■ Component data from apps and pages
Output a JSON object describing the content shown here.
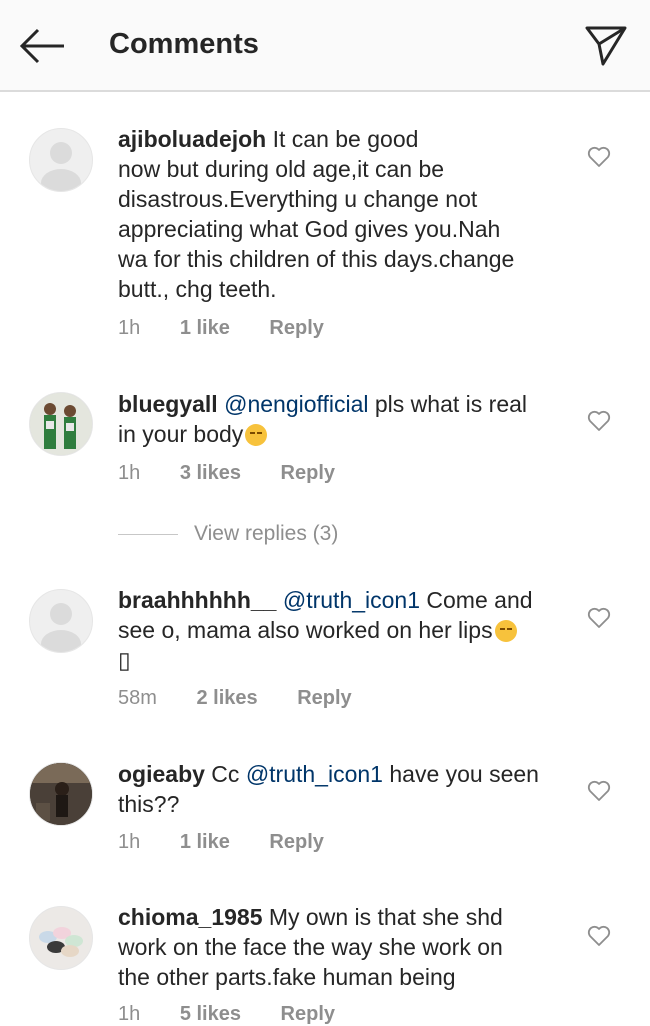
{
  "header": {
    "title": "Comments"
  },
  "comments": [
    {
      "username": "ajiboluadejoh",
      "text": " It can be good\nnow but during old age,it can be\ndisastrous.Everything u change not\nappreciating what God gives you.Nah\nwa for this children of this days.change\nbutt., chg teeth.",
      "time": "1h",
      "likes": "1 like",
      "reply": "Reply"
    },
    {
      "username": "bluegyall",
      "mention": "@nengiofficial",
      "text": " pls what is real\nin your body",
      "time": "1h",
      "likes": "3 likes",
      "reply": "Reply"
    },
    {
      "username": "braahhhhhh__",
      "mention": "@truth_icon1",
      "text": " Come and\nsee o, mama also worked on her lips",
      "extra": "▯",
      "time": "58m",
      "likes": "2 likes",
      "reply": "Reply"
    },
    {
      "username": "ogieaby",
      "pre": " Cc ",
      "mention": "@truth_icon1",
      "text": " have you seen\nthis??",
      "time": "1h",
      "likes": "1 like",
      "reply": "Reply"
    },
    {
      "username": "chioma_1985",
      "text": " My own is that she shd\nwork on the face the way she work on\nthe other parts.fake human being",
      "time": "1h",
      "likes": "5 likes",
      "reply": "Reply"
    }
  ],
  "view_replies": "View replies (3)",
  "icons": {
    "back": "arrow-left-icon",
    "send": "paper-plane-icon",
    "like": "heart-outline-icon"
  },
  "colors": {
    "mention": "#003569",
    "meta": "#8e8e8e",
    "header_bg": "#fafafa"
  }
}
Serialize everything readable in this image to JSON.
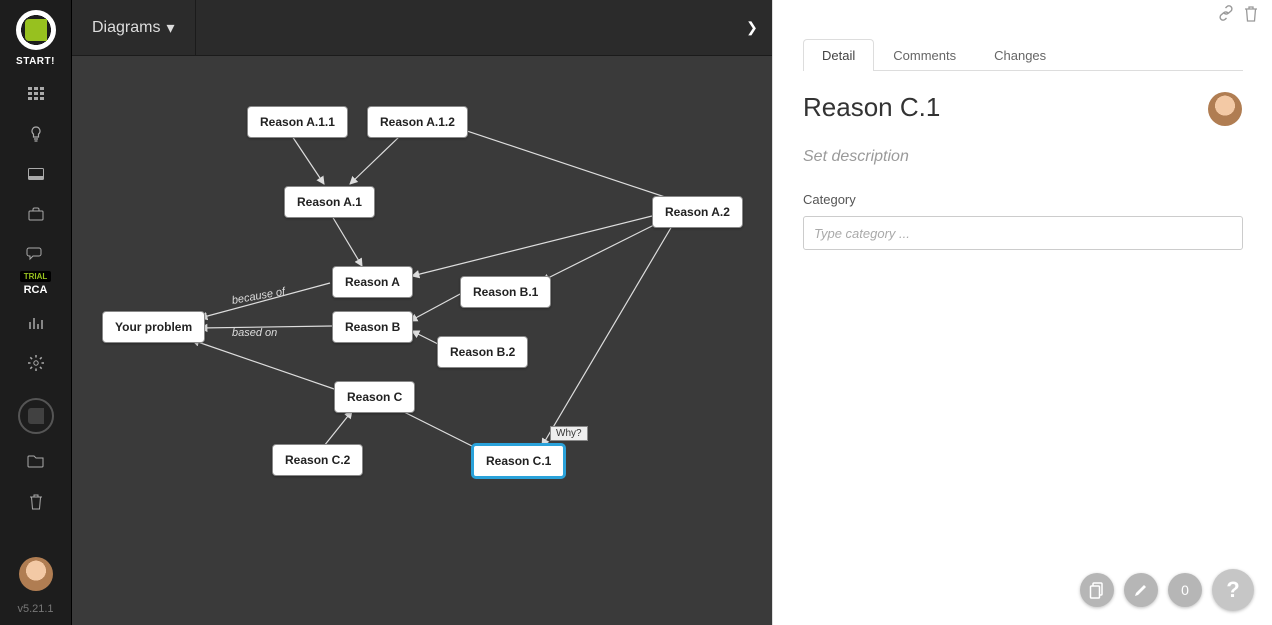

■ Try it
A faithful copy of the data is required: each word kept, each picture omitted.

■ Written solution
Output a JSON object describing the content shown here.
{
  "header": {
    "title": "Comments"
  },
  "comments": [
    {
      "username": "ajiboluadejoh",
      "text": " It can be good\nnow but during old age,it can be\ndisastrous.Everything u change not\nappreciating what God gives you.Nah\nwa for this children of this days.change\nbutt., chg teeth.",
      "time": "1h",
      "likes": "1 like",
      "reply": "Reply"
    },
    {
      "username": "bluegyall",
      "mention": "@nengiofficial",
      "text": " pls what is real\nin your body",
      "time": "1h",
      "likes": "3 likes",
      "reply": "Reply"
    },
    {
      "username": "braahhhhhh__",
      "mention": "@truth_icon1",
      "text": " Come and\nsee o, mama also worked on her lips",
      "extra": "▯",
      "time": "58m",
      "likes": "2 likes",
      "reply": "Reply"
    },
    {
      "username": "ogieaby",
      "pre": " Cc ",
      "mention": "@truth_icon1",
      "text": " have you seen\nthis??",
      "time": "1h",
      "likes": "1 like",
      "reply": "Reply"
    },
    {
      "username": "chioma_1985",
      "text": " My own is that she shd\nwork on the face the way she work on\nthe other parts.fake human being",
      "time": "1h",
      "likes": "5 likes",
      "reply": "Reply"
    }
  ],
  "view_replies": "View replies (3)",
  "icons": {
    "back": "arrow-left-icon",
    "send": "paper-plane-icon",
    "like": "heart-outline-icon"
  },
  "colors": {
    "mention": "#003569",
    "meta": "#8e8e8e",
    "header_bg": "#fafafa"
  }
}
Serialize everything readable in this image to JSON.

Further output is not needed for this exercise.